▸ **EXERCISE DIRECTIONS**
Locate the word "Information" in the entries below, then gather every line that holds it.

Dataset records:
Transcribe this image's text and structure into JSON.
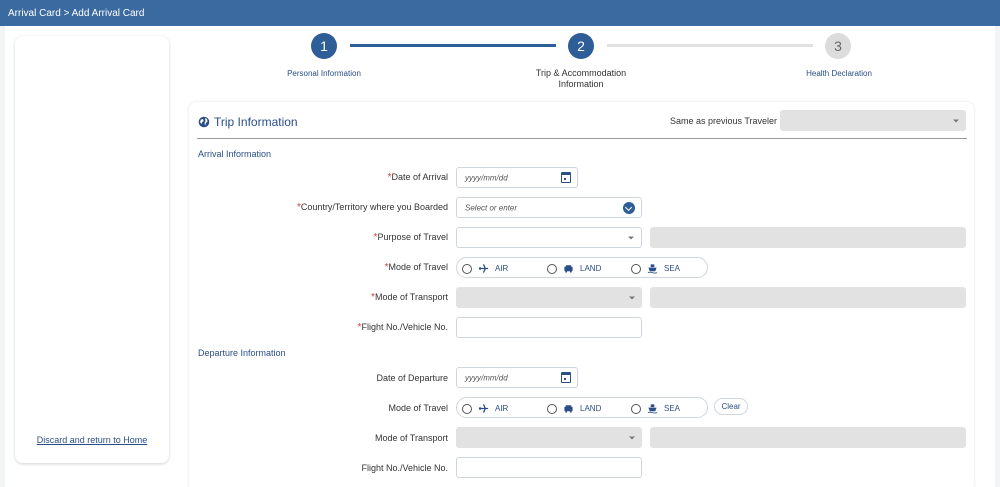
{
  "header": {
    "breadcrumb": "Arrival Card > Add Arrival Card"
  },
  "sidebar": {
    "discard_link": "Discard and return to Home"
  },
  "stepper": {
    "steps": [
      {
        "number": "1",
        "label": "Personal Information",
        "state": "completed"
      },
      {
        "number": "2",
        "label": "Trip & Accommodation Information",
        "state": "current"
      },
      {
        "number": "3",
        "label": "Health Declaration",
        "state": "upcoming"
      }
    ]
  },
  "trip": {
    "title": "Trip Information",
    "title_icon": "globe-icon",
    "same_as_previous_label": "Same as previous Traveler",
    "same_as_previous_value": ""
  },
  "arrival": {
    "section_title": "Arrival Information",
    "date_label": "Date of Arrival",
    "date_placeholder": "yyyy/mm/dd",
    "country_label": "Country/Territory where you Boarded",
    "country_placeholder": "Select or enter",
    "purpose_label": "Purpose of Travel",
    "purpose_value": "",
    "mode_label": "Mode of Travel",
    "mode_options": [
      "AIR",
      "LAND",
      "SEA"
    ],
    "transport_label": "Mode of Transport",
    "flight_label": "Flight No./Vehicle No."
  },
  "departure": {
    "section_title": "Departure Information",
    "date_label": "Date of Departure",
    "date_placeholder": "yyyy/mm/dd",
    "mode_label": "Mode of Travel",
    "mode_options": [
      "AIR",
      "LAND",
      "SEA"
    ],
    "clear_label": "Clear",
    "transport_label": "Mode of Transport",
    "flight_label": "Flight No./Vehicle No."
  },
  "required_marker": "*",
  "colors": {
    "primary": "#2d5e97",
    "header": "#3a6aa0",
    "required": "#d23a3a"
  }
}
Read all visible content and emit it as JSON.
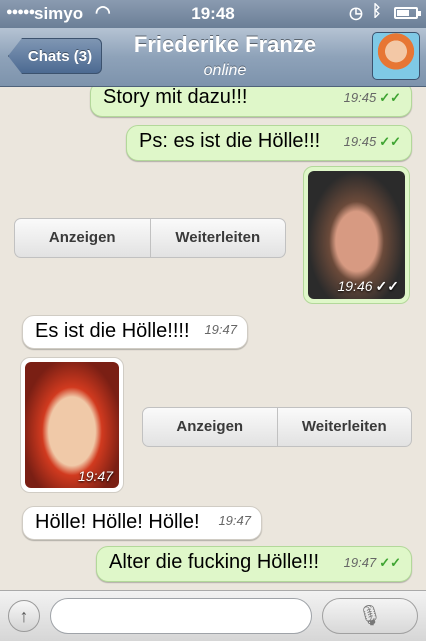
{
  "status": {
    "carrier": "simyo",
    "time": "19:48"
  },
  "nav": {
    "back_label": "Chats (3)",
    "title": "Friederike Franze",
    "subtitle": "online"
  },
  "messages": [
    {
      "text": "Story mit dazu!!!",
      "time": "19:45",
      "ticks": "✓✓"
    },
    {
      "text": "Ps: es ist die Hölle!!!",
      "time": "19:45",
      "ticks": "✓✓"
    },
    {
      "image_time": "19:46",
      "ticks": "✓✓"
    },
    {
      "show_label": "Anzeigen",
      "forward_label": "Weiterleiten"
    },
    {
      "text": "Es ist die Hölle!!!!",
      "time": "19:47"
    },
    {
      "image_time": "19:47"
    },
    {
      "show_label": "Anzeigen",
      "forward_label": "Weiterleiten"
    },
    {
      "text": "Hölle! Hölle! Hölle!",
      "time": "19:47"
    },
    {
      "text": "Alter die fucking Hölle!!!",
      "time": "19:47",
      "ticks": "✓✓"
    }
  ],
  "input": {
    "placeholder": ""
  },
  "icons": {
    "attach": "upload-arrow-icon",
    "mic": "microphone-icon"
  }
}
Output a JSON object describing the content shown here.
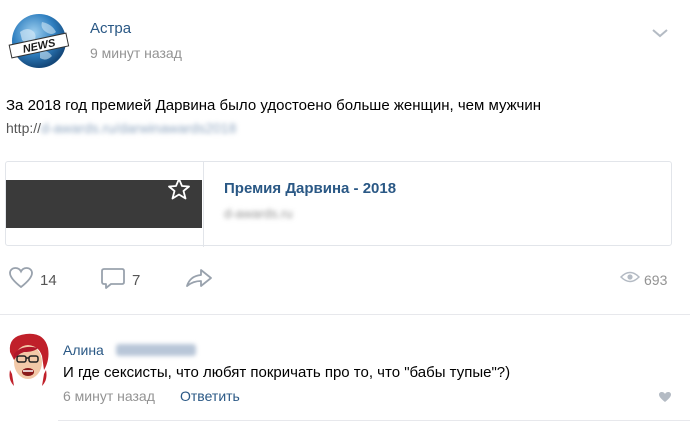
{
  "post": {
    "author": "Астра",
    "time": "9 минут назад",
    "avatar_badge": "NEWS",
    "text": "За 2018 год премией Дарвина было удостоено больше женщин, чем мужчин",
    "link_prefix": "http://",
    "link_blurred": "d-awards.ru/darwinawards2018",
    "card": {
      "title": "Премия Дарвина - 2018",
      "domain_blurred": "d-awards.ru"
    },
    "actions": {
      "likes": "14",
      "comments": "7",
      "views": "693"
    }
  },
  "comment": {
    "author": "Алина",
    "text": "И где сексисты, что любят покричать про то, что \"бабы тупые\"?)",
    "time": "6 минут назад",
    "reply_label": "Ответить"
  },
  "icons": {
    "like": "heart-icon",
    "comment": "comment-icon",
    "share": "share-icon",
    "views": "eye-icon",
    "menu": "chevron-down-icon",
    "bookmark": "star-icon"
  },
  "colors": {
    "link_blue": "#2a5885",
    "muted_gray": "#939393",
    "icon_gray": "#99a2ad"
  }
}
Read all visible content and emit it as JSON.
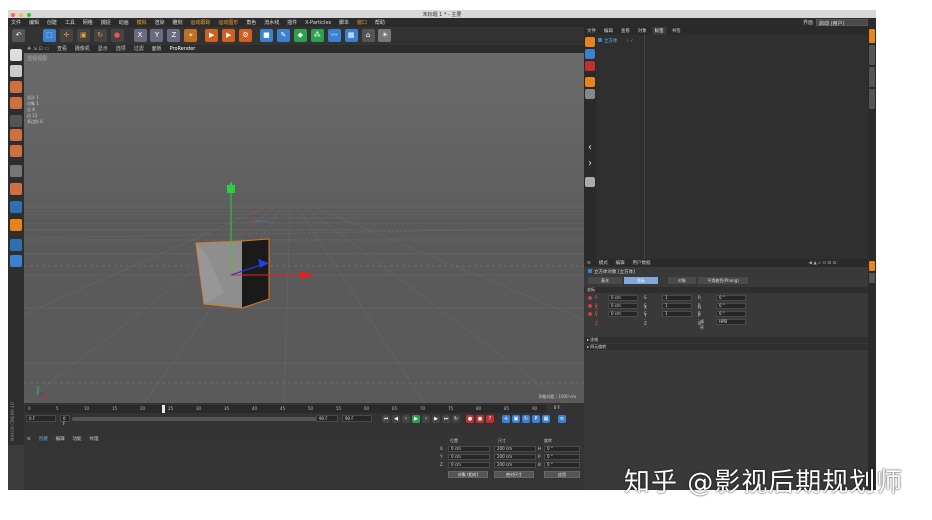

▸ **REPLY**
        "label": "Personal Information",
        "label": "Trip & Accommodation Information",
    "title": "Trip Information",
    "section_title": "Arrival Information",
    "section_title": "Departure Information",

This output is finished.